Four bowl games on Saturday January 2 begin with the TaxSlayer Gator Bowl between NC State and Kentucky. This won’t be a game that gets a whole lot of press or fanfare, as Kentucky comes into the game favored despite a losing record. NC State is 8-3, but there are a lot of skeptics about the profile for the Wolfpack.
BetOnline Sportsbook has Kentucky listed at -2.5 with a total of 49.5. The total has dropped from 52 to 49.5, so we’ve seen some noteworthy under money to this point, but with a lot more important and pressing bowl games and other stuff happening, we’ve likely seen a very small portion of the money we can expect to see on this game.
Nevertheless, we’ll take a look at the game, which doesn’t seem to be as affected by opt-outs as most, to kick off the January 2 slate of bowl games.
The key matchup in this game is pretty obvious between the Kentucky Wildcats and NC State Wolfpack.
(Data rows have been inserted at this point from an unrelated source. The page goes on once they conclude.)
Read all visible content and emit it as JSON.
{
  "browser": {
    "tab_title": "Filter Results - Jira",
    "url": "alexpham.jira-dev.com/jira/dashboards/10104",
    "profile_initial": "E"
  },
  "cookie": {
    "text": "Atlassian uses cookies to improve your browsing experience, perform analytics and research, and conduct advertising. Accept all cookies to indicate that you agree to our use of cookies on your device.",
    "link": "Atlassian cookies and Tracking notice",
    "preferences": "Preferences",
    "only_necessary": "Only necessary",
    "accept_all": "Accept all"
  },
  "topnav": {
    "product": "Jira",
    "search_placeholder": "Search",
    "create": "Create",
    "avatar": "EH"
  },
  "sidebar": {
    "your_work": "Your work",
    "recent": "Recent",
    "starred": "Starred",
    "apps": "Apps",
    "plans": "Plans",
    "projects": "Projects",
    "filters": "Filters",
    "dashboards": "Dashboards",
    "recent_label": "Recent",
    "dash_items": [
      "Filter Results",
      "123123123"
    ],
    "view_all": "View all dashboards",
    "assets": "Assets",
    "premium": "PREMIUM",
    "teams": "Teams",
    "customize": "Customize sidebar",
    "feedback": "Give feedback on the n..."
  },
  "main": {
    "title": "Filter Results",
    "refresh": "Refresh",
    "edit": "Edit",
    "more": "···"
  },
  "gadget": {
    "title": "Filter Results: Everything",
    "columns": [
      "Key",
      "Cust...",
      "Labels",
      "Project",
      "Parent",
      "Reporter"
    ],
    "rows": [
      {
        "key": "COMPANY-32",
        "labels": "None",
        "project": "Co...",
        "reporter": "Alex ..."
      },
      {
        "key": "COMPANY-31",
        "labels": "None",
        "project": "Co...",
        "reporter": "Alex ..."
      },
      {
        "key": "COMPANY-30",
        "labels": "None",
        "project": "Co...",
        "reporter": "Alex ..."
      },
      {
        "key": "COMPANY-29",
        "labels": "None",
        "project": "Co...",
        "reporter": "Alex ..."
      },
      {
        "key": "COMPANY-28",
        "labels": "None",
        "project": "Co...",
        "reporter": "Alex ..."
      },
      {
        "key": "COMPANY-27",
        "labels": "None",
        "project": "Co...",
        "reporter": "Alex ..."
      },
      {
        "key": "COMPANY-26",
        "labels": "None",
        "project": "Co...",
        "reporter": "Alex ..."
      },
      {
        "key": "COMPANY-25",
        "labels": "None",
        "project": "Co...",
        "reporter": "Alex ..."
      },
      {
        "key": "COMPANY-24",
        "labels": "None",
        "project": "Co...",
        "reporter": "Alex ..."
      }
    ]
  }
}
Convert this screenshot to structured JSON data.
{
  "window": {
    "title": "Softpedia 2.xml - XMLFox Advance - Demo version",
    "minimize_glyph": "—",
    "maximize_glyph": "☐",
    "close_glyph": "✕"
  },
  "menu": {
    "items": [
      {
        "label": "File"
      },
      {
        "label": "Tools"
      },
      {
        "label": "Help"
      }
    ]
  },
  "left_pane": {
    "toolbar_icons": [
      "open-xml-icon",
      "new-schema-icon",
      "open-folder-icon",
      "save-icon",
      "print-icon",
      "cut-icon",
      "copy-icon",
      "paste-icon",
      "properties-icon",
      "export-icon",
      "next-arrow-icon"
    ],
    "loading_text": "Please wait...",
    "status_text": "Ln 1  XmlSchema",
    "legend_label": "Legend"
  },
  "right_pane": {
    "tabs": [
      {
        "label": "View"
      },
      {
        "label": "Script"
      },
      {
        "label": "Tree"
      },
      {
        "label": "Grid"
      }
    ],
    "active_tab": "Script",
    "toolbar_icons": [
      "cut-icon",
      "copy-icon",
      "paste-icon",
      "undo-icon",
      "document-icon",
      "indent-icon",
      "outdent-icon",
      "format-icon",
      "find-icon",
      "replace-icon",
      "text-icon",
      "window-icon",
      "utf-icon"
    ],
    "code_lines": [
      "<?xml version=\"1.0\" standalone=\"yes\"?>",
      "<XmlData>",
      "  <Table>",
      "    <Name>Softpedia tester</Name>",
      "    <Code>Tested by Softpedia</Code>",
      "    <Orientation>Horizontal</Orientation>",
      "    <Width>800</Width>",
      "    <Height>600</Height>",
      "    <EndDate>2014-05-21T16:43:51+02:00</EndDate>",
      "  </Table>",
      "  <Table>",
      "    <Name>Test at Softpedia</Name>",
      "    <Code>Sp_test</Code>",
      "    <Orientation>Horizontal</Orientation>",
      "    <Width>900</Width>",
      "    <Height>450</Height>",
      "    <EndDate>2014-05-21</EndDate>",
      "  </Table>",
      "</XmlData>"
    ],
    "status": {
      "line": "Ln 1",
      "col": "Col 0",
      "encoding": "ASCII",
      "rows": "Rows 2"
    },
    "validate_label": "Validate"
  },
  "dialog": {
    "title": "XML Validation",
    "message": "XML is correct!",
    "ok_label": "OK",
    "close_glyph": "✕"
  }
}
The Kentucky rush offense against the NC State run defense. Kentucky averaged 39 runs against 22 pass attempts per game this season and rushed for 4.8 yards per carry. The Wildcats were 4-6 straight up and against the spread, scoring only 21.7 points per game with that run-first offense.
It basically demands that the Wildcats play from in front. They didn’t do that in enough of their games and it made life very difficult. Despite some efficiency in the run game, it is still hard to move the ball in chunks, so Kentucky was 98th in yards per play on offense with 5.1. Chris Rodriguez Jr. wound up the leading rusher with 701 yards and nine of the team’s 17 rushing scores. Asim Rose Jr. ran for 5.5 yards on 94 tries, but only made two house calls.
Terry Wilson has one job in this offense – take care of the football. The dual-threat quarterback did complete 63% of his passes this season with only four interceptions in 179 attempts. He was sacked 10 times, but his mobility is an asset for a Kentucky team that really has to run the ball to be effective. Josh Ali caught 49 passes, but the next two leading yardage guys were tight ends and no other player caught more than 14 passes during the regular season.
Kentucky’s defense allowed 5.54 yards per play during the regular season. In four wins, the ‘Cats allowed 4.61 yards per play. In six losses, they allowed 6.26 yards per play. It is a pretty simple formula, really. The Cats have to play from in front to rely on the running game and to play keep away as much as possible.
NC State Wolfpack
Bailey Hockman has been the preferred option this season for Dave Doeren, though one could argue that Devin Leary is the better option. Hockman started the last several games for NC State and will be the guy in this one. Leary is still not ready to return from injury.
Hockman completed just shy of 64% of his passes with 12/8 TD/INT ratio. Leary completed 60% of his 110 attempts with an 8/2 ratio before getting injured. On the plus side, while neither player is a game-breaker, the Wolfpack have a lot of skill position talent once again. That includes running back Zonovan Knight, who had 5.6 yards per carry and nine of the 18 rushing scores for NC State.
This is an NC State offense that had 5.61 yards per play during the regular season. That was good for a +0.14 yards per play differential with a defense that allowed 5.47. Kentucky was on the minus side, which has probably kept this line down, even though there is a huge strength of schedule disparity between the two teams.
Per Sagarin, NC State played the 67th-ranked schedule. Kentucky played the 11th. Even though NC State won four more games, Sagarin has Kentucky ranked higher. Dave Doeren is 3-2 straight up and against the spread in bowl games. NC State missed one last season and got waxed by a ranked Texas A&M team two years ago.
Pick & Analysis
NC State allowed 4.1 yards per carry on the ground. Kentucky wants to run the ball. They only averaged 124 passing yards per game during the regular season. That will be the matchup here. Can the NC State defense get a push and stuff the run?
Kentucky’s defense was gashed by teams like Alabama and Florida, just like most defenses around the country would be, but they played very well against comparable competition and we could put NC State in that boat. It is fair to wonder how invested both teams are with a long layoff and a bunch of practices to play what is essentially one more road game.
We’ll boil the handicap down to one simple stat. Kentucky is +7 in turnover margin and NC State is -3. Kentucky’s risk-averse offense maintains better control of the football. That would be enough to lean the Kentucky way. The four-point move on the total has already extracted some line value out of that bet.